Former News of the World editor Andy Coulson has been found guilty of plotting to hack phones and his predecessor Rebekah Brooks cleared of all charges in Britain's long-running trial.
The jury at the Old Bailey in London delivered their verdicts on Tuesday after eight days of deliberations and nearly six months of evidence sparked by the scandal that led to News Corp boss Rupert Murdoch shutting down the tabloid in July 2011.
Coulson, 46, who went on to become media chief for British Prime Minister David Cameron, now faces up to two years' jail following his conviction.
Rupert Murdoch confidante Rebekah Brooks, Coulson's former lover and colleague, will walk free after being cleared of conspiring to intercept mobile phone voicemails and of plotting to pay officials for information.
Mr Murdoch is expected to face questions from Scotland Yard as investigators probe further into phone hacking at the paper. Britain's Guardian newspaper reports that police are seeking an interview with the media magnate.
Royals, celebrities and victims of crime were among those whose phones were hacked by the News of the World.
The case centred on News of the World's efforts to hack the phones of Britain's royal family, politicians, celebrities and victims of crime, and families of people killed in the 7 July 2005 London bombings, AFP reports.
The paper was closed by its parent company after it emerged that it had instructed a private investigator to intercept voicemails left on the mobile phone of murdered Surrey teenager Milly Dowler in 2002.

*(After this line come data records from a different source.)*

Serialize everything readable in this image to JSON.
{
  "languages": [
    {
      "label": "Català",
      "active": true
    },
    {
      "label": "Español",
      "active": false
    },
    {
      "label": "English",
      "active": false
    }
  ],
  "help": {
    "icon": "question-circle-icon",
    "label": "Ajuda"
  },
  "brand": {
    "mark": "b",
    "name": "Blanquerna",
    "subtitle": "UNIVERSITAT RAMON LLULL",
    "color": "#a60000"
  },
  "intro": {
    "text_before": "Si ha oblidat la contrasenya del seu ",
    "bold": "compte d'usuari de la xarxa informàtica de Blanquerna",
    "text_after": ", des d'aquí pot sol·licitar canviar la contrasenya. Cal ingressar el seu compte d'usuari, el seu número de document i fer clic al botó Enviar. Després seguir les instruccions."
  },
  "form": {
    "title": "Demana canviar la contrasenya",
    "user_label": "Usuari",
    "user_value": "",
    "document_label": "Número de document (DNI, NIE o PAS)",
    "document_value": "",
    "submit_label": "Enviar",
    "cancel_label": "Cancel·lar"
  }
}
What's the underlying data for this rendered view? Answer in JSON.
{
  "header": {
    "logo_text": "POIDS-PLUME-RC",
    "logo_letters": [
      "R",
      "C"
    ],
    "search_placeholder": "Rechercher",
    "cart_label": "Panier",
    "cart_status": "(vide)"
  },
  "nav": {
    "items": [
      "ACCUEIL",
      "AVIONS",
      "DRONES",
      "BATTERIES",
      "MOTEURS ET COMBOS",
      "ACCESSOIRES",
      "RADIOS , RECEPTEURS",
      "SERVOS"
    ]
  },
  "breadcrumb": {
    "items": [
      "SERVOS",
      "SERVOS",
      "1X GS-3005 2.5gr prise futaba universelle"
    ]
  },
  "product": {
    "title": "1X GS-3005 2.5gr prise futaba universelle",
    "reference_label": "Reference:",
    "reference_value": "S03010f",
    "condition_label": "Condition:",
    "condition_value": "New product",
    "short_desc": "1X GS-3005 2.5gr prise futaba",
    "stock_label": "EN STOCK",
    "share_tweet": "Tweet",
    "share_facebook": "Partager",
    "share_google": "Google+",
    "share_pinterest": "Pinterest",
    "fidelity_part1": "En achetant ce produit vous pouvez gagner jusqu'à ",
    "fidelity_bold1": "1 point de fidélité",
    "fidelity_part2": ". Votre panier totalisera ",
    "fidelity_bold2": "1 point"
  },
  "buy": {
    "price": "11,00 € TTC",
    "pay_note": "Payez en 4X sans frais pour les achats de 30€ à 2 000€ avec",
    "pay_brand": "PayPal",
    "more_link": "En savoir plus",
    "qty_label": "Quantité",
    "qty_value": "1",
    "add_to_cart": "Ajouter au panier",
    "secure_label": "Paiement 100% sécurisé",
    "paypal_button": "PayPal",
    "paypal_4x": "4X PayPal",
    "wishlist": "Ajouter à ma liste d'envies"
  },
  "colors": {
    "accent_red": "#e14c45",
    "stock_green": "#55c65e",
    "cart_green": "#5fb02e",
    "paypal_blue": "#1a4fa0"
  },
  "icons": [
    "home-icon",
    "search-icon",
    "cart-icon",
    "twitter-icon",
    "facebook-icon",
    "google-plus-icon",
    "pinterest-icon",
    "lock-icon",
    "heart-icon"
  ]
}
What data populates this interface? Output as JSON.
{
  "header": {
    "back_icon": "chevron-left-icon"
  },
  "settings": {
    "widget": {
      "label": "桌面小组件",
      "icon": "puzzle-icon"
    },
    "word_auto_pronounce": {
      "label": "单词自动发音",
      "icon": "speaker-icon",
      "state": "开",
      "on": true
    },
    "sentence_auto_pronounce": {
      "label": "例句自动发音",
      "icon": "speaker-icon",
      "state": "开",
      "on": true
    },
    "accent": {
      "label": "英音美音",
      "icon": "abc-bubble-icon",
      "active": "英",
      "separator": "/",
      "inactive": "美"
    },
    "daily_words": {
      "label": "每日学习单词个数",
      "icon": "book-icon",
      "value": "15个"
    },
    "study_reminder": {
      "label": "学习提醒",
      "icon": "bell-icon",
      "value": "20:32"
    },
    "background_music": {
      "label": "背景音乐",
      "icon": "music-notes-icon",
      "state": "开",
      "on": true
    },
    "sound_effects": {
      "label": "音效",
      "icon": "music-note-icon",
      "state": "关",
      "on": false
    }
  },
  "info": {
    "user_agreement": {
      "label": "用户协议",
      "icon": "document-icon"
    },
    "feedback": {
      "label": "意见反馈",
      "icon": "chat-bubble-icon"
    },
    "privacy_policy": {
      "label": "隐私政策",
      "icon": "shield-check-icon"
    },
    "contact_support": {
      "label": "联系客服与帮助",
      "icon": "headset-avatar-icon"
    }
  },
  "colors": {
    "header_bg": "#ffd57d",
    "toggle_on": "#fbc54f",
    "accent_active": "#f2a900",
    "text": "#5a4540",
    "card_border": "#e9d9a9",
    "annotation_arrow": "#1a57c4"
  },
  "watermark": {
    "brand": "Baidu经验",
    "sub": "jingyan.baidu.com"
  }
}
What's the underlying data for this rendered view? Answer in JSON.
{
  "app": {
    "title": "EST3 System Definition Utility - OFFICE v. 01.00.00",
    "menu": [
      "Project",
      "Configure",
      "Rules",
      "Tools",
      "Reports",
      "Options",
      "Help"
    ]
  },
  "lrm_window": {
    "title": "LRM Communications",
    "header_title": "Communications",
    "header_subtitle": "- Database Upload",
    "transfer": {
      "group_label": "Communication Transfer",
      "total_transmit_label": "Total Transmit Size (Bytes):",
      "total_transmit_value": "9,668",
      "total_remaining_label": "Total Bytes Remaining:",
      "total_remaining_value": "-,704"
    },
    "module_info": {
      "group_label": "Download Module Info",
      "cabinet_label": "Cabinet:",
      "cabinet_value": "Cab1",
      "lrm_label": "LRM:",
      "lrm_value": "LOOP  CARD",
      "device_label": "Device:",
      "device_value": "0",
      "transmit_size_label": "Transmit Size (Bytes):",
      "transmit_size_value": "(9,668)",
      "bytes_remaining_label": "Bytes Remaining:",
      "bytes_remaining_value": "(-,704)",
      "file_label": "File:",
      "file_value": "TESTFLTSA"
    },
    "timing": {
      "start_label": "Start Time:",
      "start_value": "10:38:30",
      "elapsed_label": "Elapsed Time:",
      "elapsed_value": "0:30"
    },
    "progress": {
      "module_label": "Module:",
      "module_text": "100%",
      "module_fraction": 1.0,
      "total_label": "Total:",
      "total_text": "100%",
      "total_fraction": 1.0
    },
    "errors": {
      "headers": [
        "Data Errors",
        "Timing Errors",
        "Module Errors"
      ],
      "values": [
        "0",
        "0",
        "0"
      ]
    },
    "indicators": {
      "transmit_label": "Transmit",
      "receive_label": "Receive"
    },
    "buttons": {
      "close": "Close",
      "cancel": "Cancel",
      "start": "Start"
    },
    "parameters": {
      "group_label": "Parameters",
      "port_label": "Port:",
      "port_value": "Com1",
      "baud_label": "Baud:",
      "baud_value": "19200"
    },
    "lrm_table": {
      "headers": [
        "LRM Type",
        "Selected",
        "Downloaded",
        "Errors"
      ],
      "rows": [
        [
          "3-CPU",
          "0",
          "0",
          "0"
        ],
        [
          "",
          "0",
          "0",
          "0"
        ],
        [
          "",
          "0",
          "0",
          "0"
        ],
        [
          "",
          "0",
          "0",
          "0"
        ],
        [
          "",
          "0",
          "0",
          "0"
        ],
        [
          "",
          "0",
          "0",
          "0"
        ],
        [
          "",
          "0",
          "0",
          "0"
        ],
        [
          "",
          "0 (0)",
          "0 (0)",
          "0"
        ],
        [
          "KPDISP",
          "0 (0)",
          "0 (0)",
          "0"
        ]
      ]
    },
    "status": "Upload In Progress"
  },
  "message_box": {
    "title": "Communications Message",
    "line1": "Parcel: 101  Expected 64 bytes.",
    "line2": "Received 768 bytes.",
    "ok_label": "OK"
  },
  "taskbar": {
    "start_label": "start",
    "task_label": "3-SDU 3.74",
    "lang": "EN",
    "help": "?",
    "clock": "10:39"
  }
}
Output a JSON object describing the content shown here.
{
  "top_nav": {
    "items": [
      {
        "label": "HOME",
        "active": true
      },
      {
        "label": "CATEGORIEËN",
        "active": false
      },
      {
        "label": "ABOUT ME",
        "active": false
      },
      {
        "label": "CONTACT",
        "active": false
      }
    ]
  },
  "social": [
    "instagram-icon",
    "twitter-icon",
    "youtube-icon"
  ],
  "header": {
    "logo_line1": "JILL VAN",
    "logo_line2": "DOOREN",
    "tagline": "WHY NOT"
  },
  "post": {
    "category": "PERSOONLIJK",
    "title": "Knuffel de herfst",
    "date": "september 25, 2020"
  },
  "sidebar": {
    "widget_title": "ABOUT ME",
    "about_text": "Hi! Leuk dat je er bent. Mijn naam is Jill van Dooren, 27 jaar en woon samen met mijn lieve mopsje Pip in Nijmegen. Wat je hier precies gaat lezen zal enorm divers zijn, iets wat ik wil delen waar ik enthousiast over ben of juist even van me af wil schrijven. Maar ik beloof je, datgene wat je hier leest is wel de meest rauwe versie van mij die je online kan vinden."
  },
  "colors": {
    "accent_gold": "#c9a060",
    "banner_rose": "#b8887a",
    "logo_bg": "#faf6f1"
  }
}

The case also raised questions about the judgment of Mr Cameron in hiring Coulson, who resigned as editor of the News of the World in 2007 after two people were convicted of phone-hacking.
The hacking scandal also prompted a judge-led inquiry into the ethics of Britain's press, which made recommendations for reforming the way it is governed. They are yet to be put into force.
Ms Brooks' current husband Charlie, a racehorse trainer, and News International director of security Mark Hanna were cleared at the Old Bailey on Tuesday conspiracy to pervert the course of justice.
Her former personal assistant Cheryl Carter was cleared of conspiracy to pervert the course of justice. The paper's retired managing editor, Stuart Kuttner, was also cleared of conspiracy to hack phones.
Revelations that the News of the World had accessed the mobile phone voice mail of Milly Dowler shocked Britain, and played a part in Rupert Murdoch's decision to close the tabloid.
Mark Lewis is the lawyer for the family of the murdered teenager and acted for other victims of phone hacking by the tabloid. He told Radio New Zealand's Nine to Noon programme on Wednesday the case raised questions about the relationship between police, politicians and the press in Britain.